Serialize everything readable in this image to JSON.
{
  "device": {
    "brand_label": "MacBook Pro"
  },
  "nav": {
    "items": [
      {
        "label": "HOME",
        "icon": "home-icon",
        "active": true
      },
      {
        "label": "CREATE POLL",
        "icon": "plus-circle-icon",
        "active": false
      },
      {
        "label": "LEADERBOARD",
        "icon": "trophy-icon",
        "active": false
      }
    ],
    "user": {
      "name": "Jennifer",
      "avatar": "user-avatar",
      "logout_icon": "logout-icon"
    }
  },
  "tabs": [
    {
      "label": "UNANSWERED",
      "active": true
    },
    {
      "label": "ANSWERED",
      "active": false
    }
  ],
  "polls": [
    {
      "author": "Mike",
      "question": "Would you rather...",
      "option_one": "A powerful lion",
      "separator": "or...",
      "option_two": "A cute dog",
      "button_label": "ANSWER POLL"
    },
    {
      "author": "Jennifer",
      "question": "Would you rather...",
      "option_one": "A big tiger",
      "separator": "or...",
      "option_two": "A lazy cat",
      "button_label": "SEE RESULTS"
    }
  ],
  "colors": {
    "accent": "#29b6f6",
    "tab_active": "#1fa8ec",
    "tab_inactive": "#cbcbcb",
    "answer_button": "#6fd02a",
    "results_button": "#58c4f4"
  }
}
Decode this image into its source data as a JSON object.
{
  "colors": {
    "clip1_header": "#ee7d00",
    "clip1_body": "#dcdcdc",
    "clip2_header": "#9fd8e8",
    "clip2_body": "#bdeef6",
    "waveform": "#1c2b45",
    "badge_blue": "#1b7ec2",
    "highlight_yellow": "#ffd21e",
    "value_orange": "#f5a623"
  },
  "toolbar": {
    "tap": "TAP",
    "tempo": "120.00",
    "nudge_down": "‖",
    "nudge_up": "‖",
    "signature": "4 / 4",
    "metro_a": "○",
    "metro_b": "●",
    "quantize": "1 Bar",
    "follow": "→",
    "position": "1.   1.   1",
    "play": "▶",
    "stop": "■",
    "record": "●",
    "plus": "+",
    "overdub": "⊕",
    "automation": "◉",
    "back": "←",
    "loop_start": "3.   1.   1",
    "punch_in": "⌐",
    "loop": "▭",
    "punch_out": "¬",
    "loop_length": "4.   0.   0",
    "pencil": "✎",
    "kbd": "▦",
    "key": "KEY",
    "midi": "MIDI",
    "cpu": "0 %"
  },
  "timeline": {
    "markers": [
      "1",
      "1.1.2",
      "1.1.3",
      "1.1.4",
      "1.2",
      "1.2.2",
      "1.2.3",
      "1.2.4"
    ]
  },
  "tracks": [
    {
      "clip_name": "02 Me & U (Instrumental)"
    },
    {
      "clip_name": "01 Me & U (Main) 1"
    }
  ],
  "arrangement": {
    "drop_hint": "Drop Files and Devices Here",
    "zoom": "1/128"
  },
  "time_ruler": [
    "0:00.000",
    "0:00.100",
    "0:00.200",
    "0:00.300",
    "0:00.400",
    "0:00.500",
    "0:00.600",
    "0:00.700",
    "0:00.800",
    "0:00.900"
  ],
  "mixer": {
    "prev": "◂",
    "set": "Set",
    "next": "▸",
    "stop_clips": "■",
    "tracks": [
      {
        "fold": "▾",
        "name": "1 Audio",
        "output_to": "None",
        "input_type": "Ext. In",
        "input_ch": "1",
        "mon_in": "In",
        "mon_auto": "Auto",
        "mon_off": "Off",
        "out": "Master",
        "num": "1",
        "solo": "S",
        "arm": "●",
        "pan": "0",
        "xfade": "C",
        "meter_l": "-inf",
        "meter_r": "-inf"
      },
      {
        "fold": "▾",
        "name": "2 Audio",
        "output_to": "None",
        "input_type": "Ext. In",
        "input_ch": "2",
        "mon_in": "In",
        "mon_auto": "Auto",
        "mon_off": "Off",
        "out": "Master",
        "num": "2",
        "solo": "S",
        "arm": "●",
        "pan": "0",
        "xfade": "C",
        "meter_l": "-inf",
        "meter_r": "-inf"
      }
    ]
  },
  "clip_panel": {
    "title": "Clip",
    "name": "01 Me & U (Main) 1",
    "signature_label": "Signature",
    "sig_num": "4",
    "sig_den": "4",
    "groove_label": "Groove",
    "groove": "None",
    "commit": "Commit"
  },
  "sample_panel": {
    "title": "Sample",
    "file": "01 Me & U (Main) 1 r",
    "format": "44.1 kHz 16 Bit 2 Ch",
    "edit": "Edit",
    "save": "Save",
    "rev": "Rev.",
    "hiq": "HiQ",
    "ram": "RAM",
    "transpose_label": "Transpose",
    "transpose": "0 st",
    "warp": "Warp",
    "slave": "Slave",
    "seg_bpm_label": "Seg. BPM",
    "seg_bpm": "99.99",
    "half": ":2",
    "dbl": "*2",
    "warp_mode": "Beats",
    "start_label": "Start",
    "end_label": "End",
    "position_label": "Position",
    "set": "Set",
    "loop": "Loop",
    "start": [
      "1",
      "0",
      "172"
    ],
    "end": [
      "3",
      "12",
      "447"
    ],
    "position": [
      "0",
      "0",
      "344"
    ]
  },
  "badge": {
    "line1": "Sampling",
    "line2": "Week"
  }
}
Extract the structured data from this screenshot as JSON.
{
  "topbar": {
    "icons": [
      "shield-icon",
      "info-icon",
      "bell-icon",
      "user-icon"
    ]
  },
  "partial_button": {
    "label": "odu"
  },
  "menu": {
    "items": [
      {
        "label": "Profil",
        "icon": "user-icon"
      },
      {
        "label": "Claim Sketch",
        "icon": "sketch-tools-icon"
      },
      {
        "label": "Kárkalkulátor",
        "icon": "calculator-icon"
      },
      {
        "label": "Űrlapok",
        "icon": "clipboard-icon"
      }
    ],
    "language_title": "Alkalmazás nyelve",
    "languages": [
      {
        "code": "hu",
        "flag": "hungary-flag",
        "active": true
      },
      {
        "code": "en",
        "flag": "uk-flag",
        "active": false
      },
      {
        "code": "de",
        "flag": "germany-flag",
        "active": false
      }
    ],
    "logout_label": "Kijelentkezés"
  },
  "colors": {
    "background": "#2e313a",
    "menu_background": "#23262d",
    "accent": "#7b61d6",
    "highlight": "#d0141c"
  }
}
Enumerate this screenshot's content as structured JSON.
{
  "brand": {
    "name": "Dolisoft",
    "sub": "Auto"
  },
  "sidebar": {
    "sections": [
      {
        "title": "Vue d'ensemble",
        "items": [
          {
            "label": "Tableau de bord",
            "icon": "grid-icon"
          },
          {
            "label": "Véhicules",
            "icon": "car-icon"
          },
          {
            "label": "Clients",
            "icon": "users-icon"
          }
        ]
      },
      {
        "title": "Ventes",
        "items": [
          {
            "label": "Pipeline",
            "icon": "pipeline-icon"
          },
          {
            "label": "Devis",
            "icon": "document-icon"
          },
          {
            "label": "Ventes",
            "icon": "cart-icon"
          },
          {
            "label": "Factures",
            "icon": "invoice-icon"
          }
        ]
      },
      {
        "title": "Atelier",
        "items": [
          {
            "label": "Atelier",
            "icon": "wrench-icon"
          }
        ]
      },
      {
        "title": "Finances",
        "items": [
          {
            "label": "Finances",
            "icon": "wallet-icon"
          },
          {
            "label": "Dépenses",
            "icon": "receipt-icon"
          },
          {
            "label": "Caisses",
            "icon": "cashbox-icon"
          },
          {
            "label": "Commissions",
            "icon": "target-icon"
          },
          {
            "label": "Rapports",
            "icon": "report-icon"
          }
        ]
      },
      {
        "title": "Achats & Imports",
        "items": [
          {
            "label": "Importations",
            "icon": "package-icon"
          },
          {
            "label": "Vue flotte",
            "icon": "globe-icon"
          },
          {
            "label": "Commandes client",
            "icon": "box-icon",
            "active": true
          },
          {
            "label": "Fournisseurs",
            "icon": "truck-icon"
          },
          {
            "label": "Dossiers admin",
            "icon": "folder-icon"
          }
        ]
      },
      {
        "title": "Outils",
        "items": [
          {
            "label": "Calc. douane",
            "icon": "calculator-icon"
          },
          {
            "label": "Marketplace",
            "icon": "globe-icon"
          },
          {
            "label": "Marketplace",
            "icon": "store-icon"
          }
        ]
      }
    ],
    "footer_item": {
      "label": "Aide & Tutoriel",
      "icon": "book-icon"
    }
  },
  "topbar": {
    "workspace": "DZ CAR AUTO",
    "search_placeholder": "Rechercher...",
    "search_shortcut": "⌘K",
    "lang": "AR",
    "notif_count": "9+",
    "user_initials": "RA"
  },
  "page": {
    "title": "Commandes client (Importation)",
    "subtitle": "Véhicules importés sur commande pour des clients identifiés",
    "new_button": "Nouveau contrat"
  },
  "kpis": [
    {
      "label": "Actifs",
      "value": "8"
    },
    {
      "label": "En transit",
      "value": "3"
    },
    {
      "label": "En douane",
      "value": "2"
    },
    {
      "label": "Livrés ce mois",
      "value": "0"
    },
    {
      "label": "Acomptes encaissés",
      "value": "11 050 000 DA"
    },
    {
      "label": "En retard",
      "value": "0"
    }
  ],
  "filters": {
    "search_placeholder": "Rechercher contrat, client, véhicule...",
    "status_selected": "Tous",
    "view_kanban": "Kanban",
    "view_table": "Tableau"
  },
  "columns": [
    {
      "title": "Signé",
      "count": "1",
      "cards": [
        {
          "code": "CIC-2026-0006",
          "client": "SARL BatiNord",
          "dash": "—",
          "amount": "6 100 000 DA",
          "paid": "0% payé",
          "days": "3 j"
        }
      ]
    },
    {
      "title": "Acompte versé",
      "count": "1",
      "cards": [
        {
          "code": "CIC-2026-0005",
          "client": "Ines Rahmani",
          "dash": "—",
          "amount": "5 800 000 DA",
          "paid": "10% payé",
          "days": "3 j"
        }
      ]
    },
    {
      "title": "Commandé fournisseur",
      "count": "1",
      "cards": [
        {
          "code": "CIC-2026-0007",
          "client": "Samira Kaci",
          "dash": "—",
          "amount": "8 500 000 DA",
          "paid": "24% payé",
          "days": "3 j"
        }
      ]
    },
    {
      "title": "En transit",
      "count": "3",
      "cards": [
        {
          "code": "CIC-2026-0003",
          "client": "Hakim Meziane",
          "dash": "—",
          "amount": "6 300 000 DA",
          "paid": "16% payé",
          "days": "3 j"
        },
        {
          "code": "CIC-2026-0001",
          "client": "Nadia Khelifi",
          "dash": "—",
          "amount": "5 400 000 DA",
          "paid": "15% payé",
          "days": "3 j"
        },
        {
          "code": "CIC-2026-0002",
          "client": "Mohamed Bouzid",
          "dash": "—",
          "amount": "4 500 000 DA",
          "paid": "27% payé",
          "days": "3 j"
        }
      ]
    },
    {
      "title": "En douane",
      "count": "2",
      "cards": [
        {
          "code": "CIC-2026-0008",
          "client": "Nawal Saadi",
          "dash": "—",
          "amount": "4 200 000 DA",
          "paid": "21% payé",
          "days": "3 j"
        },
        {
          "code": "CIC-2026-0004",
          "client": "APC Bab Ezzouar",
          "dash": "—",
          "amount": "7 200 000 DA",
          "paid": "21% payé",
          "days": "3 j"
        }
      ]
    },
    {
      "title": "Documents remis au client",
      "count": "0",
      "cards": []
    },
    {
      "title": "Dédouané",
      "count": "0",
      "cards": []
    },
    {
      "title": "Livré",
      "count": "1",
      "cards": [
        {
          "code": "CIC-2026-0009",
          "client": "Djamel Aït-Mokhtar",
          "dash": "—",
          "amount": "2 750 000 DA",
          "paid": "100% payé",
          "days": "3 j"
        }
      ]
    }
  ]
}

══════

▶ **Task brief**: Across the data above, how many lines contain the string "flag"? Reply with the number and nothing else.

▶ **Answer below**: 3